Ruhlman wants us to be a little brave and creative, but Michael Pollan, seen on The Daily Show last night, wants us to just be healthy with his Food Rules. The idea here is "Eat food. Not edible food-like substances." Food your grandparents would have recognized. Fast food is an engineered product designed, in exactly the same sense that a car is designed, to be addictive. Fire up Netflix and see Fast Food Nation for a finely honed illustration of what Pollan wants us to avoid.
I think Pollan doesn't go as far as Ruhlman. Pollan wants to coax us back from the edge of a health care crisis; Ruhlman seems more concerned with our sense of power and engagement. Gaze in awe and wonder at Mario Batali's lobster crepe, or even a lobster from your local seafood restaurant, and it's easy to think it's beyond you. Leave it to the professionals.

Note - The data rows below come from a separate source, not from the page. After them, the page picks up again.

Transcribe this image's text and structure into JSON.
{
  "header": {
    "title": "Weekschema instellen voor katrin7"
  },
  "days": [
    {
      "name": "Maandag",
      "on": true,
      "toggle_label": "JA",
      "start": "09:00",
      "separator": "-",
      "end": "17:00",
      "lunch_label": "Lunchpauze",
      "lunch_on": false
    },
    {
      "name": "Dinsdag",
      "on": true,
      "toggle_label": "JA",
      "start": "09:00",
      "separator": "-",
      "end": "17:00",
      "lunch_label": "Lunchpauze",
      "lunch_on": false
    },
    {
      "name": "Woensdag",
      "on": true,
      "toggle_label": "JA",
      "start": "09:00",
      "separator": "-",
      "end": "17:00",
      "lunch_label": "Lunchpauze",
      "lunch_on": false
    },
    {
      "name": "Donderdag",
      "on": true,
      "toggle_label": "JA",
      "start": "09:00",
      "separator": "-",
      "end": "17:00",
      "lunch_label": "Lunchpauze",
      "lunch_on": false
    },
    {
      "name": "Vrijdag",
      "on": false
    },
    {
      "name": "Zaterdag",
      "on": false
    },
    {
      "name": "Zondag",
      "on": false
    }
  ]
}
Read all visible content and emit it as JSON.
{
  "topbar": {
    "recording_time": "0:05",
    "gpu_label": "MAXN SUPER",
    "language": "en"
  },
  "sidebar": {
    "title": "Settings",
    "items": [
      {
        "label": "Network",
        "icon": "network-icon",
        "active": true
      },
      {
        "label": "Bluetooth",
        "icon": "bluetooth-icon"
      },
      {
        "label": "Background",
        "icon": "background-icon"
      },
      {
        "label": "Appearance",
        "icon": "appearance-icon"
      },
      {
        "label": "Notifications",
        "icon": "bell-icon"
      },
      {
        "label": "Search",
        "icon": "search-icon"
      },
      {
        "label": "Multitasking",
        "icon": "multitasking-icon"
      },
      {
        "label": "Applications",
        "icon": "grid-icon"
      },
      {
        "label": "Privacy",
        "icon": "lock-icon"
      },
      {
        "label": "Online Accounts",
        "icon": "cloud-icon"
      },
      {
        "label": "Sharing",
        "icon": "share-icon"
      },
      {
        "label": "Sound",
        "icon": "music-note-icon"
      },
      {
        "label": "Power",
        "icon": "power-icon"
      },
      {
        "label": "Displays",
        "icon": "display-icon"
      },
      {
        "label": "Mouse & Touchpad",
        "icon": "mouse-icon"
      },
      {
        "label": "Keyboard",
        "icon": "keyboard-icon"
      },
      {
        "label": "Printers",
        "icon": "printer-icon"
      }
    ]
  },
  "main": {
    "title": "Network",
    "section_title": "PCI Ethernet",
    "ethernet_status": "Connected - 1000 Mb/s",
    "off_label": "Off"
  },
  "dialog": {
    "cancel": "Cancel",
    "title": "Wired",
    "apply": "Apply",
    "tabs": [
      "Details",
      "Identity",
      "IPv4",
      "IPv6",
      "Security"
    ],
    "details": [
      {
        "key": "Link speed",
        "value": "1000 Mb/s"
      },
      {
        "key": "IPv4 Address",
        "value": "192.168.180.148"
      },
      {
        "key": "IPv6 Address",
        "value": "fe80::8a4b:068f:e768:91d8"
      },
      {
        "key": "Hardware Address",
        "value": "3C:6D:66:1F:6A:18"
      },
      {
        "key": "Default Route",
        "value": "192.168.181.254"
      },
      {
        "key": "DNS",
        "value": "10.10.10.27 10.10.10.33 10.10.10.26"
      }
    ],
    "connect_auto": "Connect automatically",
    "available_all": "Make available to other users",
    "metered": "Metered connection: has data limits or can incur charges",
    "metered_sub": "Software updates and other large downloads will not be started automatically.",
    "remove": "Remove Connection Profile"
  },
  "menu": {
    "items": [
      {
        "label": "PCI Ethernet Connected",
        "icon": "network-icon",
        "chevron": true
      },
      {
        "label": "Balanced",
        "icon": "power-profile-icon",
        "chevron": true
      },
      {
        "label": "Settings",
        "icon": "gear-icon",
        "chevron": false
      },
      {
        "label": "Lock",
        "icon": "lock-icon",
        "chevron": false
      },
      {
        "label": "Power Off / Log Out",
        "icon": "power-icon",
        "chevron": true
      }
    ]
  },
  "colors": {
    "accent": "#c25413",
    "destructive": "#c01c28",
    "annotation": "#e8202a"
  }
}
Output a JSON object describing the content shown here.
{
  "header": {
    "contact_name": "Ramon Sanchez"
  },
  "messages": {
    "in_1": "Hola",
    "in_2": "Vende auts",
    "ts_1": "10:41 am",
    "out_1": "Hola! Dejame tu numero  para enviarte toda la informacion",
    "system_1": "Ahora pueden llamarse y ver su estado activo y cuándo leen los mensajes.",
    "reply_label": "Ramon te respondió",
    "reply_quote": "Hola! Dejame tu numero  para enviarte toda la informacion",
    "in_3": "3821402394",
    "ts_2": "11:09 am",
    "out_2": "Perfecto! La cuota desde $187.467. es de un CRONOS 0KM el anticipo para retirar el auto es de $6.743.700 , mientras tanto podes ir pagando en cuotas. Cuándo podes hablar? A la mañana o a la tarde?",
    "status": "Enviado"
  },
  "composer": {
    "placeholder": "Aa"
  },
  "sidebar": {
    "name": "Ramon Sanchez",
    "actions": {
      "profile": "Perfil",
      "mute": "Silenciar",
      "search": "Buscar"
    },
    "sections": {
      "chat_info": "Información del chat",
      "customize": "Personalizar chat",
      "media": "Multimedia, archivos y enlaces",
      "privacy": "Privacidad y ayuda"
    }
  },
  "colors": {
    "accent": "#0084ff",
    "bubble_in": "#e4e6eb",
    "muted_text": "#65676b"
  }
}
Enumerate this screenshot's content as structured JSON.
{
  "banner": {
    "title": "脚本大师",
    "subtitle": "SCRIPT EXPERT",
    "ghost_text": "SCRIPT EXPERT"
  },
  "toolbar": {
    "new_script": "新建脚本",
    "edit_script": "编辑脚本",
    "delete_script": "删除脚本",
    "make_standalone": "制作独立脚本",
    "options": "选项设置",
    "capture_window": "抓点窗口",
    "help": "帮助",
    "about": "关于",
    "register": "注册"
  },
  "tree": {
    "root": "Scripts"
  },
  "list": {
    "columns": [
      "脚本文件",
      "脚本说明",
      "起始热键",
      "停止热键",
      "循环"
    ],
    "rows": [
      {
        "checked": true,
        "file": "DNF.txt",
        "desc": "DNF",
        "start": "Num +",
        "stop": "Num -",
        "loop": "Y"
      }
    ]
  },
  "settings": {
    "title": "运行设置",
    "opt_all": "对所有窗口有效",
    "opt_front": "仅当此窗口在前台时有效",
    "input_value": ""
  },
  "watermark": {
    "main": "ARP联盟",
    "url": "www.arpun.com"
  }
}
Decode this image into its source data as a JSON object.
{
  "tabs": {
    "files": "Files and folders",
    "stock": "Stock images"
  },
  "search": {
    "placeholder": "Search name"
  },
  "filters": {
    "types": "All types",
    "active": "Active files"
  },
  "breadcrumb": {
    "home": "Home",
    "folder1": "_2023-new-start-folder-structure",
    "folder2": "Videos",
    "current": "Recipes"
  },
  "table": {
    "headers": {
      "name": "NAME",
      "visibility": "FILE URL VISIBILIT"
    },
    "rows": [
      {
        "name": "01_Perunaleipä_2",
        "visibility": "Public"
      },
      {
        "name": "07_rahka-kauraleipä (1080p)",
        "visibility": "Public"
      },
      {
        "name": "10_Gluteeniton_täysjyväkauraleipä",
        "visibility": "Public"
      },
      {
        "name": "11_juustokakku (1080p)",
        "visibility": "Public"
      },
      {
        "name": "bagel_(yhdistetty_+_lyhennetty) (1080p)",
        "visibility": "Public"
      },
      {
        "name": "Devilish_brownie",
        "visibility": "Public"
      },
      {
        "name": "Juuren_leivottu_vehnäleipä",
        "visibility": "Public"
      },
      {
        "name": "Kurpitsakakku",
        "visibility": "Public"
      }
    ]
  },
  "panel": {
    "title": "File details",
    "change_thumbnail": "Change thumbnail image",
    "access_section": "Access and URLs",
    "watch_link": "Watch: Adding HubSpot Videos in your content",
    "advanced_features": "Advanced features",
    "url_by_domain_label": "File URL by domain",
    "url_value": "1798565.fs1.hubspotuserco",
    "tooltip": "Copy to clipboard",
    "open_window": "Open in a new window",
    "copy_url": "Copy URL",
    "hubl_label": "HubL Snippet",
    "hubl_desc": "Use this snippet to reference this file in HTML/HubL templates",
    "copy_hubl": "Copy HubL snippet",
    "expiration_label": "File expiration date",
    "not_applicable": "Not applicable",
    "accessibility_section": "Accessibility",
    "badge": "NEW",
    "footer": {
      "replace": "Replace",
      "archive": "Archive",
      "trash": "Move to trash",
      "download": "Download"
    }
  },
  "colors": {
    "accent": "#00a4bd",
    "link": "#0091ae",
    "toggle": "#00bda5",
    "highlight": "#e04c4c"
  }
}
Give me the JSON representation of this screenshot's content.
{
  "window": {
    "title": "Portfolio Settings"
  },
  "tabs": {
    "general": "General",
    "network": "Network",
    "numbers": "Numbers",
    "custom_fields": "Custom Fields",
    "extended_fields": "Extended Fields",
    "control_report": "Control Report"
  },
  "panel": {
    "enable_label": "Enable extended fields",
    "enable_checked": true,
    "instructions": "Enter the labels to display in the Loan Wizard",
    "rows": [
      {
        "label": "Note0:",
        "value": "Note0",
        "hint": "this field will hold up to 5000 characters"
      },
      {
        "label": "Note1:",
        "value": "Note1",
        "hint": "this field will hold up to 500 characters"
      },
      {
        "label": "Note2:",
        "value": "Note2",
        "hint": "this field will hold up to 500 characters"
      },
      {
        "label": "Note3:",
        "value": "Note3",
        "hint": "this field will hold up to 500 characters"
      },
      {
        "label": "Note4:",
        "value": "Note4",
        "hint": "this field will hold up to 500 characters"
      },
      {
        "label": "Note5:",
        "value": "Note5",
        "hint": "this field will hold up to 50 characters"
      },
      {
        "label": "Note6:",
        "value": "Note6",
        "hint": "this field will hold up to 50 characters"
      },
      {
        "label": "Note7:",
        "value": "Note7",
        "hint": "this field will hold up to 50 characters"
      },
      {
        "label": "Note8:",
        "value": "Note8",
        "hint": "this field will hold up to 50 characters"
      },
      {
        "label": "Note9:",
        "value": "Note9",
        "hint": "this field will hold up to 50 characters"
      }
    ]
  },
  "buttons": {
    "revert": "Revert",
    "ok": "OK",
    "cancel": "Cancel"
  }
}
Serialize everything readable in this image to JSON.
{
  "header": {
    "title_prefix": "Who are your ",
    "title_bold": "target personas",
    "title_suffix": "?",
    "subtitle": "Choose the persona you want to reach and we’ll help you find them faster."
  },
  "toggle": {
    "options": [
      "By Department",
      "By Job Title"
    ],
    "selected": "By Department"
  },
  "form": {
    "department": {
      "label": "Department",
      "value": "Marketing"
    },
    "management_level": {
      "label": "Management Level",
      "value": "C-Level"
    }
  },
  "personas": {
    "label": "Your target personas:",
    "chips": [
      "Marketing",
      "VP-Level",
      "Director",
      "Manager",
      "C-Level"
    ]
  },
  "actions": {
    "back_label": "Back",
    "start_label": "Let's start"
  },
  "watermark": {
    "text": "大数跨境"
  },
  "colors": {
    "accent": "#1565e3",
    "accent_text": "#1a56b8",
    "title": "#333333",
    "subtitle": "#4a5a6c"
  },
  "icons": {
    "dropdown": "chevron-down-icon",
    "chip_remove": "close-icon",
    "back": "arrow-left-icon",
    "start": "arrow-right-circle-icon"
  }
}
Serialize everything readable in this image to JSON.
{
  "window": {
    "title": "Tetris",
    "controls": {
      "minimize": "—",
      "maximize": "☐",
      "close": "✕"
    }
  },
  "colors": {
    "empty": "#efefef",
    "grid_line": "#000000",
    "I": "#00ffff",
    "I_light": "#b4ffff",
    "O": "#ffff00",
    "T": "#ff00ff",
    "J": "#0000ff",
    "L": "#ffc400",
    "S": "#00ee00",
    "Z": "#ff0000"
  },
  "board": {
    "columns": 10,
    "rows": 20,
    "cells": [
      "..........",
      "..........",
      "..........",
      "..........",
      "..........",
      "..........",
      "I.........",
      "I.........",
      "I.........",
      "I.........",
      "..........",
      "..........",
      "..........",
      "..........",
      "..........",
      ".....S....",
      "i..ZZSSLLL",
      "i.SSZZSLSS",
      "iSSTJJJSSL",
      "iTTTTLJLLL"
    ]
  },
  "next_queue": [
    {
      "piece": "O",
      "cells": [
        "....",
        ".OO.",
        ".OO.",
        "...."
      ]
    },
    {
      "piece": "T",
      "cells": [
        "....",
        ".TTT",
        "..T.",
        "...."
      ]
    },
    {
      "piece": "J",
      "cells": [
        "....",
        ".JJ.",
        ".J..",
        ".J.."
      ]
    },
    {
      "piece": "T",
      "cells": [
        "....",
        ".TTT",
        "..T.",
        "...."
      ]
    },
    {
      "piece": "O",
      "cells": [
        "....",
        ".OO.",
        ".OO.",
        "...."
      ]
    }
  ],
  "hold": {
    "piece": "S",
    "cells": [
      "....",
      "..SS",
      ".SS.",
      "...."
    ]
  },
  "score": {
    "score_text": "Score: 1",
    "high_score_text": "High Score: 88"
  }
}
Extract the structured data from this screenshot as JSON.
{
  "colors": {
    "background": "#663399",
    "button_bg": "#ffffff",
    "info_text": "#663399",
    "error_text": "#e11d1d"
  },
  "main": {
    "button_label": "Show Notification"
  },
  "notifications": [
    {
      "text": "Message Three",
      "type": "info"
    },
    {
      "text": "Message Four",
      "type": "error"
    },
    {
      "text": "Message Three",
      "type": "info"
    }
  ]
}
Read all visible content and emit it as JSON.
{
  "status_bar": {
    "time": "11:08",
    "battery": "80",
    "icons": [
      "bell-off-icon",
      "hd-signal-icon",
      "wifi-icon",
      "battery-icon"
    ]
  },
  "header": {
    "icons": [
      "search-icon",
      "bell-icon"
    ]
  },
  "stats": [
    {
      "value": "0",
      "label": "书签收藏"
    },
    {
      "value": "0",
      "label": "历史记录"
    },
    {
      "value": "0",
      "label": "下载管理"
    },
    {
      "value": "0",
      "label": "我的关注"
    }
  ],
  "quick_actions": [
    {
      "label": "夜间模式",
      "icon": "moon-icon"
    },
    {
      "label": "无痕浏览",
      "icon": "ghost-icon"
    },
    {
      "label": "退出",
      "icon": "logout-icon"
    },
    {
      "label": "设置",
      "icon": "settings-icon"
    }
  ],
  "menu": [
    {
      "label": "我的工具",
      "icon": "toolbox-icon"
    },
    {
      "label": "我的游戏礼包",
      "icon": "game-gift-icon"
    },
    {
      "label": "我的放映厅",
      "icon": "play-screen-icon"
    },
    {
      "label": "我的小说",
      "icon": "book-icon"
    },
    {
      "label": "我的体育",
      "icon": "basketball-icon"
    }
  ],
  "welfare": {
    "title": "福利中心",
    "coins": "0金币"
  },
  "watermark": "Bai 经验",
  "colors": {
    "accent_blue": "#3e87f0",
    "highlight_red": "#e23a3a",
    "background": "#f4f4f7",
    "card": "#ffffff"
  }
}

I'll draw a parallel here (again) with the music industry. People don't much play pianos in their houses anymore. We're surrounded by examples of professional--engineered--piano playing making us feel too self-conscious to put our lowly hands to the keys. Leave it to the professionals. Stay away from the karaoke mic unless you really are Shakira.
I started cooking in college, when I left the dorm meal plan. I had five things I could cook, and at least three of them were awful. You don't know how many stir-fries I made with a quarter inch of oil in the bottom before I got it right. But it didn't take too much skin off my ass, it was healthy and frugal, and now I can make a passable risotto.
Somehow, the wonderful ubiquity of art and passion and craftsmanship offered up to our eyes by this modern age is corroding our willingness to do for ourselves. I don't know what the answer is - but I'm willing to write, even though every day I'm privileged to read writing far better than mine.